**WORK TO BE COMPLETED:** Give back each line of the data exactly as it reads, minus the pictures.

**INPUT RECORDS:**

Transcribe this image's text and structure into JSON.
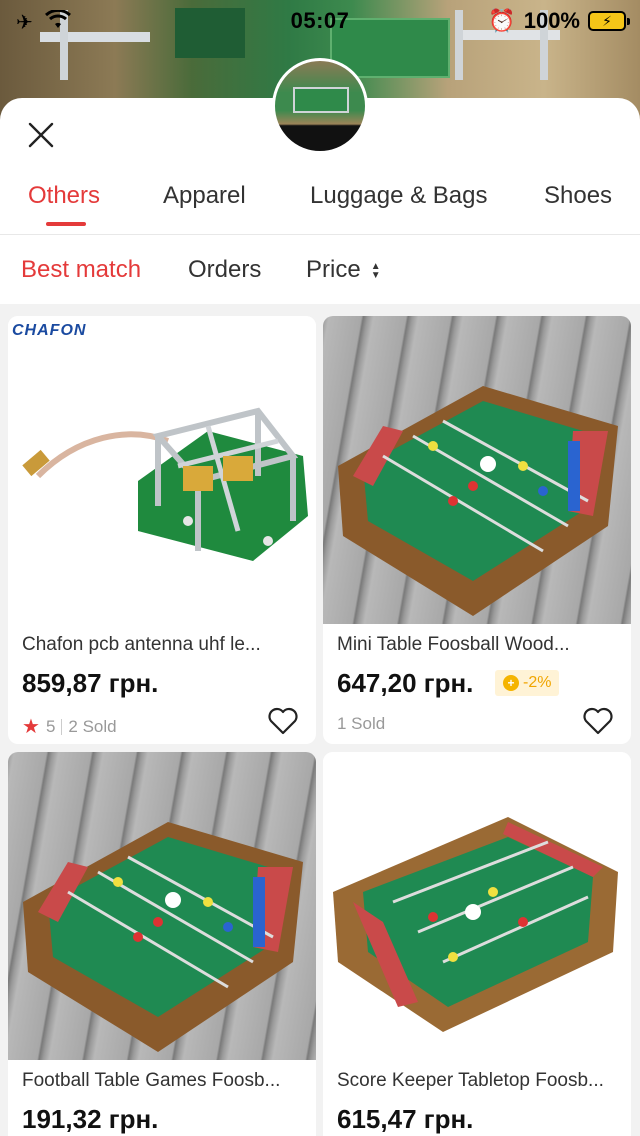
{
  "status_bar": {
    "time": "05:07",
    "battery": "100%"
  },
  "header": {
    "close_label": "✕"
  },
  "category_tabs": [
    {
      "label": "Others",
      "active": true
    },
    {
      "label": "Apparel",
      "active": false
    },
    {
      "label": "Luggage & Bags",
      "active": false
    },
    {
      "label": "Shoes",
      "active": false
    }
  ],
  "sort": {
    "best_match": "Best match",
    "orders": "Orders",
    "price": "Price"
  },
  "products": [
    {
      "brand_logo": "CHAFON",
      "title": "Chafon pcb antenna uhf le...",
      "price": "859,87 грн.",
      "rating": "5",
      "sold": "2 Sold",
      "badge": ""
    },
    {
      "title": "Mini Table Foosball Wood...",
      "price": "647,20 грн.",
      "badge": "-2%",
      "sold": "1 Sold"
    },
    {
      "title": "Football Table Games Foosb...",
      "price": "191,32 грн."
    },
    {
      "title": "Score Keeper Tabletop Foosb...",
      "price": "615,47 грн."
    }
  ],
  "colors": {
    "accent": "#e43a3a",
    "badge_bg": "#fff3d6",
    "badge_text": "#f0a500"
  }
}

**RESPONSE TO THE EXERCISE:**
Transcribe this image's text and structure into JSON.
{
  "status_bar": {
    "time": "05:07",
    "battery": "100%"
  },
  "header": {
    "close_label": "✕"
  },
  "category_tabs": [
    {
      "label": "Others",
      "active": true
    },
    {
      "label": "Apparel",
      "active": false
    },
    {
      "label": "Luggage & Bags",
      "active": false
    },
    {
      "label": "Shoes",
      "active": false
    }
  ],
  "sort": {
    "best_match": "Best match",
    "orders": "Orders",
    "price": "Price"
  },
  "products": [
    {
      "brand_logo": "CHAFON",
      "title": "Chafon pcb antenna uhf le...",
      "price": "859,87 грн.",
      "rating": "5",
      "sold": "2 Sold",
      "badge": ""
    },
    {
      "title": "Mini Table Foosball Wood...",
      "price": "647,20 грн.",
      "badge": "-2%",
      "sold": "1 Sold"
    },
    {
      "title": "Football Table Games Foosb...",
      "price": "191,32 грн."
    },
    {
      "title": "Score Keeper Tabletop Foosb...",
      "price": "615,47 грн."
    }
  ],
  "colors": {
    "accent": "#e43a3a",
    "badge_bg": "#fff3d6",
    "badge_text": "#f0a500"
  }
}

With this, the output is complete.